* WORK INSTRUCTION: Print the entries exactly as given.

>>>>

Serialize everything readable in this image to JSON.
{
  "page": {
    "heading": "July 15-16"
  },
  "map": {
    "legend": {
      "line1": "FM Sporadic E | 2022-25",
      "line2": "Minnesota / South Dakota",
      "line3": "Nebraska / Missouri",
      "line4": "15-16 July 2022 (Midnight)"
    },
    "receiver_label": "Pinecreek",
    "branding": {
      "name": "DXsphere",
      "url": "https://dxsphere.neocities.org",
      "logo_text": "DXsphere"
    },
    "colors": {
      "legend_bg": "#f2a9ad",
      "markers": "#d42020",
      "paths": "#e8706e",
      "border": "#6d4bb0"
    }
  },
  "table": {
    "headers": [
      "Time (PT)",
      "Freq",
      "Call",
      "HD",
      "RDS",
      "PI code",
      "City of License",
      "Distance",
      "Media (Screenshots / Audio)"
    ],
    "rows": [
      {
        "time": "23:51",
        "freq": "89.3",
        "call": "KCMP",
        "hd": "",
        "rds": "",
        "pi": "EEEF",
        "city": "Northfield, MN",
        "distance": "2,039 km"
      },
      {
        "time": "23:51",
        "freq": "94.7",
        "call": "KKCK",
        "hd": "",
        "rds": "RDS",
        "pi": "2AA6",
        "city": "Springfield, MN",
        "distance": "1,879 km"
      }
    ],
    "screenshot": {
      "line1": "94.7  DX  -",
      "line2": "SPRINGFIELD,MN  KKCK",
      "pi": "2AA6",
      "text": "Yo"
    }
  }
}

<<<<

* TASK SOLUTION:
Serialize everything readable in this image to JSON.
{
  "page": {
    "heading": "July 15-16"
  },
  "map": {
    "legend": {
      "line1": "FM Sporadic E | 2022-25",
      "line2": "Minnesota / South Dakota",
      "line3": "Nebraska / Missouri",
      "line4": "15-16 July 2022 (Midnight)"
    },
    "receiver_label": "Pinecreek",
    "branding": {
      "name": "DXsphere",
      "url": "https://dxsphere.neocities.org",
      "logo_text": "DXsphere"
    },
    "colors": {
      "legend_bg": "#f2a9ad",
      "markers": "#d42020",
      "paths": "#e8706e",
      "border": "#6d4bb0"
    }
  },
  "table": {
    "headers": [
      "Time (PT)",
      "Freq",
      "Call",
      "HD",
      "RDS",
      "PI code",
      "City of License",
      "Distance",
      "Media (Screenshots / Audio)"
    ],
    "rows": [
      {
        "time": "23:51",
        "freq": "89.3",
        "call": "KCMP",
        "hd": "",
        "rds": "",
        "pi": "EEEF",
        "city": "Northfield, MN",
        "distance": "2,039 km"
      },
      {
        "time": "23:51",
        "freq": "94.7",
        "call": "KKCK",
        "hd": "",
        "rds": "RDS",
        "pi": "2AA6",
        "city": "Springfield, MN",
        "distance": "1,879 km"
      }
    ],
    "screenshot": {
      "line1": "94.7  DX  -",
      "line2": "SPRINGFIELD,MN  KKCK",
      "pi": "2AA6",
      "text": "Yo"
    }
  }
}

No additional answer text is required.